● Prompt:
Each line below must be printed again exactly.

----- Supplied entries

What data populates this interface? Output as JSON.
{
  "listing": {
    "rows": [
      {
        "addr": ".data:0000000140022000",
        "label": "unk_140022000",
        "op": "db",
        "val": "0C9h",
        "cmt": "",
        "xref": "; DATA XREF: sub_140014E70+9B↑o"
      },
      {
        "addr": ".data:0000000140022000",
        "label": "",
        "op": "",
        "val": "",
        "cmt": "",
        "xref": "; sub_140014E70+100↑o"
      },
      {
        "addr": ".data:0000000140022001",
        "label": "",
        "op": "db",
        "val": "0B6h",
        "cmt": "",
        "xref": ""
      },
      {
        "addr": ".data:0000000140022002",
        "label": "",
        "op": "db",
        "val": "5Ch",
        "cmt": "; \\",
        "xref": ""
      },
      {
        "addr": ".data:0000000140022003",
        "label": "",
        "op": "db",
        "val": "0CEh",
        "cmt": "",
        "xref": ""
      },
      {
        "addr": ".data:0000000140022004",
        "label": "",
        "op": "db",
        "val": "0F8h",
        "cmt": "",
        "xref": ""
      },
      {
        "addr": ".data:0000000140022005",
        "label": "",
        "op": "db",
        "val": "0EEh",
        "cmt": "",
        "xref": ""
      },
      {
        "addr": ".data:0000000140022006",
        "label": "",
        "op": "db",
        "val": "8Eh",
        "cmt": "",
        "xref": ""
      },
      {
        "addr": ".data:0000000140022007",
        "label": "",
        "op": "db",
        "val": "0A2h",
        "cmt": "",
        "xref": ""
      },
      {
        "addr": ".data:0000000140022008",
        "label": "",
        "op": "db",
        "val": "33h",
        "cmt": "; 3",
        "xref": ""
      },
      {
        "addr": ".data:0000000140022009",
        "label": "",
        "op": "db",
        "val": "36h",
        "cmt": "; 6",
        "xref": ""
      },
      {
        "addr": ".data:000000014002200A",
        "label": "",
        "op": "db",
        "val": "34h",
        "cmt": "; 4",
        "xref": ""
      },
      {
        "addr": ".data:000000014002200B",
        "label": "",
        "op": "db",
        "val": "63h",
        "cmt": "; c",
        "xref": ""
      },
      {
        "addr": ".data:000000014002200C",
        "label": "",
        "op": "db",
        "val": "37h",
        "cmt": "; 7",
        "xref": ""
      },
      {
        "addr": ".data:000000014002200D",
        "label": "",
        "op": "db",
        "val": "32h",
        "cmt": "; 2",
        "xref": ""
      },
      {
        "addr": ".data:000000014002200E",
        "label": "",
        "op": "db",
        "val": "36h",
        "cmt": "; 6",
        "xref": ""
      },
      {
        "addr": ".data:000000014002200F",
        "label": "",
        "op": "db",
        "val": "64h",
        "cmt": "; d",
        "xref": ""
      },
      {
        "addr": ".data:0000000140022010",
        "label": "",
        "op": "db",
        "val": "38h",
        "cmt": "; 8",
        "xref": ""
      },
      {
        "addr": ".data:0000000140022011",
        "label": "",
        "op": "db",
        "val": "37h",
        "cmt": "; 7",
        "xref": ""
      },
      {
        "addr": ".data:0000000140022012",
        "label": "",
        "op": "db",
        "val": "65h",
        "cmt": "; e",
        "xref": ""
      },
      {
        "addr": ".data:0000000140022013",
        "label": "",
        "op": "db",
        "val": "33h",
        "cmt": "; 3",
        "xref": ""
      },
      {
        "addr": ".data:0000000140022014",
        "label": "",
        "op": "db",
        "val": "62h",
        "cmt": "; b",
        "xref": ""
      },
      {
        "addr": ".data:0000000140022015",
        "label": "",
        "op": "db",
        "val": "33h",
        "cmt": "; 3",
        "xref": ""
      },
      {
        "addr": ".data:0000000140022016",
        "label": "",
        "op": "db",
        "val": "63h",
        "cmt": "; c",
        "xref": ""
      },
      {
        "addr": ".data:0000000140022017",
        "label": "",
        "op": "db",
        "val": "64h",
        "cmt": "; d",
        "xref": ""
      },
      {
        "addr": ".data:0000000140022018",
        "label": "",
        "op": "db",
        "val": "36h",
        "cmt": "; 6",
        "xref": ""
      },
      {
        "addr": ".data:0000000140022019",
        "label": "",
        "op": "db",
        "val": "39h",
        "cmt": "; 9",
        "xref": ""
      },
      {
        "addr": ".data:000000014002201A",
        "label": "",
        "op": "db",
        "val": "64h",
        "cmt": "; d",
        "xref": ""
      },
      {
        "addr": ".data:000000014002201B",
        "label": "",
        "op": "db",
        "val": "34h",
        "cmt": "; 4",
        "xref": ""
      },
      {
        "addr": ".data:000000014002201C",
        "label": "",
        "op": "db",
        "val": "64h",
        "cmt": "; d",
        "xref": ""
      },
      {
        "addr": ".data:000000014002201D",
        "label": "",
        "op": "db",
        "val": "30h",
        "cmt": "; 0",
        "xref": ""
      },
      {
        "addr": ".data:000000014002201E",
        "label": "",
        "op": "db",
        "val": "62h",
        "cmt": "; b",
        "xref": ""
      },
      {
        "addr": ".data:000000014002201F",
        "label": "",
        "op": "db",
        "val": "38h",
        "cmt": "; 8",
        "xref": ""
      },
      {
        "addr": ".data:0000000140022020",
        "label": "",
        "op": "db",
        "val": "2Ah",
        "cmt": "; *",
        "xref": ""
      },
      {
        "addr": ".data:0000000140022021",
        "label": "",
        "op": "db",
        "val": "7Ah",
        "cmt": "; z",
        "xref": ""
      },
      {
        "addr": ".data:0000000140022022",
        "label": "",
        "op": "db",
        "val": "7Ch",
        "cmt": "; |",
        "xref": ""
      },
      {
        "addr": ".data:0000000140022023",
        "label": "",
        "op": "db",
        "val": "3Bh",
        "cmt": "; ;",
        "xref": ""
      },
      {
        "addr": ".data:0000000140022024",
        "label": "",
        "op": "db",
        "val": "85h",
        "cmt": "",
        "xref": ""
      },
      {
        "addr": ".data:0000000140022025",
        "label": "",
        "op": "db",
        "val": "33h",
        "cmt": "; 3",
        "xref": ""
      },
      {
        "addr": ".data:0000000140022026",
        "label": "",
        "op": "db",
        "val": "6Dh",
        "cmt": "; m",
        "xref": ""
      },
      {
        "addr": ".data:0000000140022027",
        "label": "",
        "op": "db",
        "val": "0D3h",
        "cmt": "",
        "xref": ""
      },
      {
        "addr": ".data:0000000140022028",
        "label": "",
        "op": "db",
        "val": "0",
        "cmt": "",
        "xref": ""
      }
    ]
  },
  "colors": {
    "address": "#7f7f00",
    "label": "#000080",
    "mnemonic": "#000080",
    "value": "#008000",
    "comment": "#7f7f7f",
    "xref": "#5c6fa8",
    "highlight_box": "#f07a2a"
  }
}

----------

● Output for this task:
What data populates this interface? Output as JSON.
{
  "listing": {
    "rows": [
      {
        "addr": ".data:0000000140022000",
        "label": "unk_140022000",
        "op": "db",
        "val": "0C9h",
        "cmt": "",
        "xref": "; DATA XREF: sub_140014E70+9B↑o"
      },
      {
        "addr": ".data:0000000140022000",
        "label": "",
        "op": "",
        "val": "",
        "cmt": "",
        "xref": "; sub_140014E70+100↑o"
      },
      {
        "addr": ".data:0000000140022001",
        "label": "",
        "op": "db",
        "val": "0B6h",
        "cmt": "",
        "xref": ""
      },
      {
        "addr": ".data:0000000140022002",
        "label": "",
        "op": "db",
        "val": "5Ch",
        "cmt": "; \\",
        "xref": ""
      },
      {
        "addr": ".data:0000000140022003",
        "label": "",
        "op": "db",
        "val": "0CEh",
        "cmt": "",
        "xref": ""
      },
      {
        "addr": ".data:0000000140022004",
        "label": "",
        "op": "db",
        "val": "0F8h",
        "cmt": "",
        "xref": ""
      },
      {
        "addr": ".data:0000000140022005",
        "label": "",
        "op": "db",
        "val": "0EEh",
        "cmt": "",
        "xref": ""
      },
      {
        "addr": ".data:0000000140022006",
        "label": "",
        "op": "db",
        "val": "8Eh",
        "cmt": "",
        "xref": ""
      },
      {
        "addr": ".data:0000000140022007",
        "label": "",
        "op": "db",
        "val": "0A2h",
        "cmt": "",
        "xref": ""
      },
      {
        "addr": ".data:0000000140022008",
        "label": "",
        "op": "db",
        "val": "33h",
        "cmt": "; 3",
        "xref": ""
      },
      {
        "addr": ".data:0000000140022009",
        "label": "",
        "op": "db",
        "val": "36h",
        "cmt": "; 6",
        "xref": ""
      },
      {
        "addr": ".data:000000014002200A",
        "label": "",
        "op": "db",
        "val": "34h",
        "cmt": "; 4",
        "xref": ""
      },
      {
        "addr": ".data:000000014002200B",
        "label": "",
        "op": "db",
        "val": "63h",
        "cmt": "; c",
        "xref": ""
      },
      {
        "addr": ".data:000000014002200C",
        "label": "",
        "op": "db",
        "val": "37h",
        "cmt": "; 7",
        "xref": ""
      },
      {
        "addr": ".data:000000014002200D",
        "label": "",
        "op": "db",
        "val": "32h",
        "cmt": "; 2",
        "xref": ""
      },
      {
        "addr": ".data:000000014002200E",
        "label": "",
        "op": "db",
        "val": "36h",
        "cmt": "; 6",
        "xref": ""
      },
      {
        "addr": ".data:000000014002200F",
        "label": "",
        "op": "db",
        "val": "64h",
        "cmt": "; d",
        "xref": ""
      },
      {
        "addr": ".data:0000000140022010",
        "label": "",
        "op": "db",
        "val": "38h",
        "cmt": "; 8",
        "xref": ""
      },
      {
        "addr": ".data:0000000140022011",
        "label": "",
        "op": "db",
        "val": "37h",
        "cmt": "; 7",
        "xref": ""
      },
      {
        "addr": ".data:0000000140022012",
        "label": "",
        "op": "db",
        "val": "65h",
        "cmt": "; e",
        "xref": ""
      },
      {
        "addr": ".data:0000000140022013",
        "label": "",
        "op": "db",
        "val": "33h",
        "cmt": "; 3",
        "xref": ""
      },
      {
        "addr": ".data:0000000140022014",
        "label": "",
        "op": "db",
        "val": "62h",
        "cmt": "; b",
        "xref": ""
      },
      {
        "addr": ".data:0000000140022015",
        "label": "",
        "op": "db",
        "val": "33h",
        "cmt": "; 3",
        "xref": ""
      },
      {
        "addr": ".data:0000000140022016",
        "label": "",
        "op": "db",
        "val": "63h",
        "cmt": "; c",
        "xref": ""
      },
      {
        "addr": ".data:0000000140022017",
        "label": "",
        "op": "db",
        "val": "64h",
        "cmt": "; d",
        "xref": ""
      },
      {
        "addr": ".data:0000000140022018",
        "label": "",
        "op": "db",
        "val": "36h",
        "cmt": "; 6",
        "xref": ""
      },
      {
        "addr": ".data:0000000140022019",
        "label": "",
        "op": "db",
        "val": "39h",
        "cmt": "; 9",
        "xref": ""
      },
      {
        "addr": ".data:000000014002201A",
        "label": "",
        "op": "db",
        "val": "64h",
        "cmt": "; d",
        "xref": ""
      },
      {
        "addr": ".data:000000014002201B",
        "label": "",
        "op": "db",
        "val": "34h",
        "cmt": "; 4",
        "xref": ""
      },
      {
        "addr": ".data:000000014002201C",
        "label": "",
        "op": "db",
        "val": "64h",
        "cmt": "; d",
        "xref": ""
      },
      {
        "addr": ".data:000000014002201D",
        "label": "",
        "op": "db",
        "val": "30h",
        "cmt": "; 0",
        "xref": ""
      },
      {
        "addr": ".data:000000014002201E",
        "label": "",
        "op": "db",
        "val": "62h",
        "cmt": "; b",
        "xref": ""
      },
      {
        "addr": ".data:000000014002201F",
        "label": "",
        "op": "db",
        "val": "38h",
        "cmt": "; 8",
        "xref": ""
      },
      {
        "addr": ".data:0000000140022020",
        "label": "",
        "op": "db",
        "val": "2Ah",
        "cmt": "; *",
        "xref": ""
      },
      {
        "addr": ".data:0000000140022021",
        "label": "",
        "op": "db",
        "val": "7Ah",
        "cmt": "; z",
        "xref": ""
      },
      {
        "addr": ".data:0000000140022022",
        "label": "",
        "op": "db",
        "val": "7Ch",
        "cmt": "; |",
        "xref": ""
      },
      {
        "addr": ".data:0000000140022023",
        "label": "",
        "op": "db",
        "val": "3Bh",
        "cmt": "; ;",
        "xref": ""
      },
      {
        "addr": ".data:0000000140022024",
        "label": "",
        "op": "db",
        "val": "85h",
        "cmt": "",
        "xref": ""
      },
      {
        "addr": ".data:0000000140022025",
        "label": "",
        "op": "db",
        "val": "33h",
        "cmt": "; 3",
        "xref": ""
      },
      {
        "addr": ".data:0000000140022026",
        "label": "",
        "op": "db",
        "val": "6Dh",
        "cmt": "; m",
        "xref": ""
      },
      {
        "addr": ".data:0000000140022027",
        "label": "",
        "op": "db",
        "val": "0D3h",
        "cmt": "",
        "xref": ""
      },
      {
        "addr": ".data:0000000140022028",
        "label": "",
        "op": "db",
        "val": "0",
        "cmt": "",
        "xref": ""
      }
    ]
  },
  "colors": {
    "address": "#7f7f00",
    "label": "#000080",
    "mnemonic": "#000080",
    "value": "#008000",
    "comment": "#7f7f7f",
    "xref": "#5c6fa8",
    "highlight_box": "#f07a2a"
  }
}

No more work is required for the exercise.